While political analysts saw it as China's acceptance of Sikkim being a part of India (a fact hotly denied by China), the business community was excited at the prospect of expanded trade.
A visit to the pass reveals the perils and prospects of it becoming a hub of Sino-Indian trade.
Even though investors' queries have gone up, the services sector may provide the biggest opportunities for Sikkim. Trade, tourism, transportation and Customs and immigration-related services will require long hours and sturdy legs, which the people in the state can provide.
At present, cross border trade between China and India is negligible.
China will selectively procure items to feed Tibet. The mountain road from the Sikkimese capital of Gangtok runs to Lhasa, capital of Tibet, through Nathu-La.
Tibet being a land-locked province, it needs to bring in food items, construction material and other necessities from Kathmandu in Nepal, around 2,000 km away.
In contrast, the distance between Gangtok and Lhasa is only 483 km. Nathu-La will give Tibet and western China access to the Bay of Bengal ports of Kolkata and Haldia, just 1200 km by road.
China will also have the option of using the rail link from Howrah to Siliguri, 600km south of Lhasa. Today, Lhasa's nearest rail link is a six-day journey away at Chendu, China.
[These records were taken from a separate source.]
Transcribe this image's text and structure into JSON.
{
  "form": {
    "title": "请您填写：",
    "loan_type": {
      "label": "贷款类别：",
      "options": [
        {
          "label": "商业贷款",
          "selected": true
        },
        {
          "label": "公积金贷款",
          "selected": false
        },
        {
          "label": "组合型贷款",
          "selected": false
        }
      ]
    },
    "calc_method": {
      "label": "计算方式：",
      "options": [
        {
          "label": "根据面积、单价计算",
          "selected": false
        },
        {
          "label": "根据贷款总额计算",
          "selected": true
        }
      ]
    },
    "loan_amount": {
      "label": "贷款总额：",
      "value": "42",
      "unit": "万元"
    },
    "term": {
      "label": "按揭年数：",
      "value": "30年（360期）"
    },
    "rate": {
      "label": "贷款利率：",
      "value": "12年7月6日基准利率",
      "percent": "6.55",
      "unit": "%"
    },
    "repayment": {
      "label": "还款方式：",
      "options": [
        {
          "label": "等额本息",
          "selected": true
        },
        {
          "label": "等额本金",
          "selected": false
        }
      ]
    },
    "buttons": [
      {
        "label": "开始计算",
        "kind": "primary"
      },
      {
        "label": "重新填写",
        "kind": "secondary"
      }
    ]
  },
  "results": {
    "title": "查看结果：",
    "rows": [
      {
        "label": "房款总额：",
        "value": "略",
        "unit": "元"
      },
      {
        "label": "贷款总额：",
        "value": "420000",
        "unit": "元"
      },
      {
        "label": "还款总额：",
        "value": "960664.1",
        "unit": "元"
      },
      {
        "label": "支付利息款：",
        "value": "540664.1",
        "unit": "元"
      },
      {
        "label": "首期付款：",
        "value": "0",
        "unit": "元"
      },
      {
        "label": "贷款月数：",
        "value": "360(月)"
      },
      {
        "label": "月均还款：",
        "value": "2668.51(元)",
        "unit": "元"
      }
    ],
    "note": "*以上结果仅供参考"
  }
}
But while the facts are in favour of India, the state of things is not. The 52-km journey from Gangtok to Nathu-La is a road that climbs from 5,500 feet to 14,600 feet.
Though its well maintained by the Border Road Organisation, is too narrow to accommodate two trucks. The estimated cost of widening this road is Rs 500-1,000 crore (Rs 5-10 billion).According to Sanjay Prakash, chief engineer of BRO at Gangtok, machines work at only 50 per cent capacity at such altitude. "Continuous snowfall during winter also makes it difficult for construction work," Prakash said.